**Exercise requirements:**
Each entry that follows should be retyped exactly.

Source records Block Start

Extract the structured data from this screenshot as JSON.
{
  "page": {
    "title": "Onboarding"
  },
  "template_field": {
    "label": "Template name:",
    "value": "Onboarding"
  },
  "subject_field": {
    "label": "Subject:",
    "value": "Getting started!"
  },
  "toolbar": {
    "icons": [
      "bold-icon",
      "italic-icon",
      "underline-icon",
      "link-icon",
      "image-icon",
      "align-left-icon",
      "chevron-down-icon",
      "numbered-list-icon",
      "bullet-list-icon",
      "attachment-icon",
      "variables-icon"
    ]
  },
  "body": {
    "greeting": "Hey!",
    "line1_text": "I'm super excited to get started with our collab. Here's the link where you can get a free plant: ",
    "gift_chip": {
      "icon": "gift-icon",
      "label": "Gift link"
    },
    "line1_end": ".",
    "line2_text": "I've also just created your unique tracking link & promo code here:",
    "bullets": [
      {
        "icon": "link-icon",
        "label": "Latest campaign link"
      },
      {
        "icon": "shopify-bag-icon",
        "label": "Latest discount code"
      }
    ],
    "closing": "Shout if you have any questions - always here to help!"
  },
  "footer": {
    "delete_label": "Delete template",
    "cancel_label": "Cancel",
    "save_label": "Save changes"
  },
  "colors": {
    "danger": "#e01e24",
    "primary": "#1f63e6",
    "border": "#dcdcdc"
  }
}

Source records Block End

**Answer:**
Extract the structured data from this screenshot as JSON.
{
  "page": {
    "title": "Onboarding"
  },
  "template_field": {
    "label": "Template name:",
    "value": "Onboarding"
  },
  "subject_field": {
    "label": "Subject:",
    "value": "Getting started!"
  },
  "toolbar": {
    "icons": [
      "bold-icon",
      "italic-icon",
      "underline-icon",
      "link-icon",
      "image-icon",
      "align-left-icon",
      "chevron-down-icon",
      "numbered-list-icon",
      "bullet-list-icon",
      "attachment-icon",
      "variables-icon"
    ]
  },
  "body": {
    "greeting": "Hey!",
    "line1_text": "I'm super excited to get started with our collab. Here's the link where you can get a free plant: ",
    "gift_chip": {
      "icon": "gift-icon",
      "label": "Gift link"
    },
    "line1_end": ".",
    "line2_text": "I've also just created your unique tracking link & promo code here:",
    "bullets": [
      {
        "icon": "link-icon",
        "label": "Latest campaign link"
      },
      {
        "icon": "shopify-bag-icon",
        "label": "Latest discount code"
      }
    ],
    "closing": "Shout if you have any questions - always here to help!"
  },
  "footer": {
    "delete_label": "Delete template",
    "cancel_label": "Cancel",
    "save_label": "Save changes"
  },
  "colors": {
    "danger": "#e01e24",
    "primary": "#1f63e6",
    "border": "#dcdcdc"
  }
}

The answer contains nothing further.